» **WHAT IS REQUIRED**: Filter the records below for the word "selected". Keep each line that has it.

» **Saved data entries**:
╭──
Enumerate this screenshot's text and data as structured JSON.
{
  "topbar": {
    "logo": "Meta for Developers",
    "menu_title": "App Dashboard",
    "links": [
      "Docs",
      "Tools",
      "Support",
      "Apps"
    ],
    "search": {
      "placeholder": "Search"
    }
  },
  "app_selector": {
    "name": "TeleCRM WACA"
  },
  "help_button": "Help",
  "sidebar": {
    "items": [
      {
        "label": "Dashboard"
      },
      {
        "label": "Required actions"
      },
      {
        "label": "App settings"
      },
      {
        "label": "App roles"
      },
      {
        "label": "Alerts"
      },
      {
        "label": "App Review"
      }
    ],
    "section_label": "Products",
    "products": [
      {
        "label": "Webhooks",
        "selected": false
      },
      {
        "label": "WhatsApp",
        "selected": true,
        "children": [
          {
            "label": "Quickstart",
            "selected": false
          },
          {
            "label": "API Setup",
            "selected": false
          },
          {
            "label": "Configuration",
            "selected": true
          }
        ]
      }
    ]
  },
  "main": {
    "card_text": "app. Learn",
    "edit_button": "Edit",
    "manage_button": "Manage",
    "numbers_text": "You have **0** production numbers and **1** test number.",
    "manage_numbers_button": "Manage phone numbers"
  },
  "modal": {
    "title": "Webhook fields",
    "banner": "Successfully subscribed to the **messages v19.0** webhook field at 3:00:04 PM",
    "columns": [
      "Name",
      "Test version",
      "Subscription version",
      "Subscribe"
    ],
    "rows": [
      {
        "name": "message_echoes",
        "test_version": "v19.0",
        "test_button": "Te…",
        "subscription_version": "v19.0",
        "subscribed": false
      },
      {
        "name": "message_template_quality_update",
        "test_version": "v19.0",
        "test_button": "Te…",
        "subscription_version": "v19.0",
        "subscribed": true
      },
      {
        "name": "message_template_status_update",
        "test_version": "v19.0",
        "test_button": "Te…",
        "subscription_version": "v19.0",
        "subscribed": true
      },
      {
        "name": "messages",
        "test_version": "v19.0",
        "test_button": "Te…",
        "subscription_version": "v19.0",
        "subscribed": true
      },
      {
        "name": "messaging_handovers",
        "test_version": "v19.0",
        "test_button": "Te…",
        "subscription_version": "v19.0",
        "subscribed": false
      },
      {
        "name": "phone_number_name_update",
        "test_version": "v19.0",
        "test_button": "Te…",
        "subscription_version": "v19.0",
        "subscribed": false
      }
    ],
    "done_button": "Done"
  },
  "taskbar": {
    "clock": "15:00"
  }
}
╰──
» **THE COMPLETED TASK**:
        "selected": false
        "selected": true,
            "selected": false
            "selected": false
            "selected": true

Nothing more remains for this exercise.